“It was a very special occasion,” says Ronelle. “Professionally, because it is the culmination of many years of hard work. Given the statistics on the number of non-white, female professors in South Africa, I’ve achieved a remarkable thing. But also personally, if I think of where I come from and about everyone who played a role in my life.”
In the late seventies, when Ronelle completed her primary school education, there was no high school in Hawston. Learners’ options were to drop out of school, risk taking the often non-functional bus to Caledon to attend Swartberg Secondary School or to move in with friends or family closer to the city to complete their education in Cape Town. As the children of two teachers who attached significant value to education, Ronelle and her three siblings all matriculated from Harold Cressy High School in Cape Town. “My parents were very involved in the Teachers’ League of South Africa and their motto was: ‘Let us live for our children’.”

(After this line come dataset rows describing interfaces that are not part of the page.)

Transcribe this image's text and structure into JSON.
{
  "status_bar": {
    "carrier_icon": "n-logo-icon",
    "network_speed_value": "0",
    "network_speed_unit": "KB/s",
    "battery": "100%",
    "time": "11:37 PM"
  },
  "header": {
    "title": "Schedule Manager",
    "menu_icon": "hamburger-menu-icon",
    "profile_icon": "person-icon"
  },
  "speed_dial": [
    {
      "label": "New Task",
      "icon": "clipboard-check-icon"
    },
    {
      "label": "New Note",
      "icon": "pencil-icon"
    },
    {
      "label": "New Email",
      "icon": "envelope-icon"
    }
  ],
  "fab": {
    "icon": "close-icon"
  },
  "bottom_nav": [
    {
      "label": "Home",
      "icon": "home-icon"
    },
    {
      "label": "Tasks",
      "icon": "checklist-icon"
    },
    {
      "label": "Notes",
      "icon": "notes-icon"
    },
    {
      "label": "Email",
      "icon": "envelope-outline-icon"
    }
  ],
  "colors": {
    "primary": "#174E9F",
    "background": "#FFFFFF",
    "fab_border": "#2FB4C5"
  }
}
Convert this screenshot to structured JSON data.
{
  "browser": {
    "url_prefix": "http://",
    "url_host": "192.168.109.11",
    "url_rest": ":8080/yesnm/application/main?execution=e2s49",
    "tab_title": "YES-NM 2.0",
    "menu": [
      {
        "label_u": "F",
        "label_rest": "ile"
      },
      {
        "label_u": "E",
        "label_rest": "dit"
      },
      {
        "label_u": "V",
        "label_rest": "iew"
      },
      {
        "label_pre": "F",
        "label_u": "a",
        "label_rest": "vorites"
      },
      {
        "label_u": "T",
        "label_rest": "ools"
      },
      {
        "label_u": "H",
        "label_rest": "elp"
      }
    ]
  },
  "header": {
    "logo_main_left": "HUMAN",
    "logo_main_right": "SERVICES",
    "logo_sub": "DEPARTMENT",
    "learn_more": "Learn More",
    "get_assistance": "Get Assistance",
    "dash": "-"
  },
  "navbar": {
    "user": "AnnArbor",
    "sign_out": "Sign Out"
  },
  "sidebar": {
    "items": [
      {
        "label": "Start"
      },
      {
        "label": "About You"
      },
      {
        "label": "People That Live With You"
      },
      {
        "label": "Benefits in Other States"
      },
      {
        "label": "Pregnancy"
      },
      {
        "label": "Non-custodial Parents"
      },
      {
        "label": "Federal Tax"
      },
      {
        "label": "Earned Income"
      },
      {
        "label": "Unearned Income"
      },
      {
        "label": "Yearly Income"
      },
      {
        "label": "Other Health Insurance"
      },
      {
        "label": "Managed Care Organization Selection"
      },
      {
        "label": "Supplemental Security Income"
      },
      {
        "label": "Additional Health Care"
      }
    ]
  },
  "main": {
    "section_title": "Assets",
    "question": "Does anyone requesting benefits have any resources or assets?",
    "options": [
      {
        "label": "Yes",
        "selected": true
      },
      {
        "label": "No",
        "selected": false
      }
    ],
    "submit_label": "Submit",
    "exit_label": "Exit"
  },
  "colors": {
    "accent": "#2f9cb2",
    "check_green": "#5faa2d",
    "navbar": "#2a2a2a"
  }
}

After school, Ronelle obtained a BA degree with English and Psychology as majors, as well as an honours degree in Psychology from the University of KwaZulu-Natal. She followed these degrees with a Higher Education Diploma and masters degree in Clinical Psychology from the University of Cape Town.
She obtained her doctoral degree from Stellenbosch University (SU) where she has worked since 2002, first in the Department of Psychology and later at the Department of Educational Psychology in the Faculty of Education. As a lecturer, Ronelle aims to create an enabling environment in the classroom, so that any student – no matter who they are and where they come from – can participate. “My aim is to teach in a socially just and inclusive way,” she emphasises.
As she prepared to deliver her inaugural lecture, Ronelle reflected on the importance of supportive parents, family and friends and the context of the community you come from. She is hesitant to call herself a role model as she acknowledges the support and encouragement she received.
Not only did her maternal grandmother act as a role model by being one of the first teachers produced by Wesley College in Salt River, but her parents – both teachers at Hawston Primary – also actively encouraged their children to pursue tertiary training.
Her father, Hennie Carolissen, who was headmaster of Hawston Primary until his death in 1982, used to say that the fish in the sea will disappear one day and that people should qualify themselves for other jobs too.
“It is important to surround yourself with people who have your best interests at heart. That person does not necessarily have to be a family member. It might be a teacher or a sport coach or someone else in the community,” says Ronelle.
Her message to the young people of Hawston is to dream big and to find ways to make their dreams reality. “You will have setbacks but with support you will be able to overcome them. Spread your wings and see what the world has to offer, even if you would like to settle in Hawston eventually.”
Ronelle’s mother, Katherine, now 89, as well as several other family members, still live in Hawston and she tries to visit the town at least once a month.
Mr Julius Swart, headmaster of Hawston Primary, is very proud of this former learner’s achievements. “Prof Carolissen comes from a small fishermen’s village where poverty and unemployment are rife, but this didn’t hold her back. As educators we want to teach our learners that there is a world beyond this town and that they can be successful if they put their mind to it.”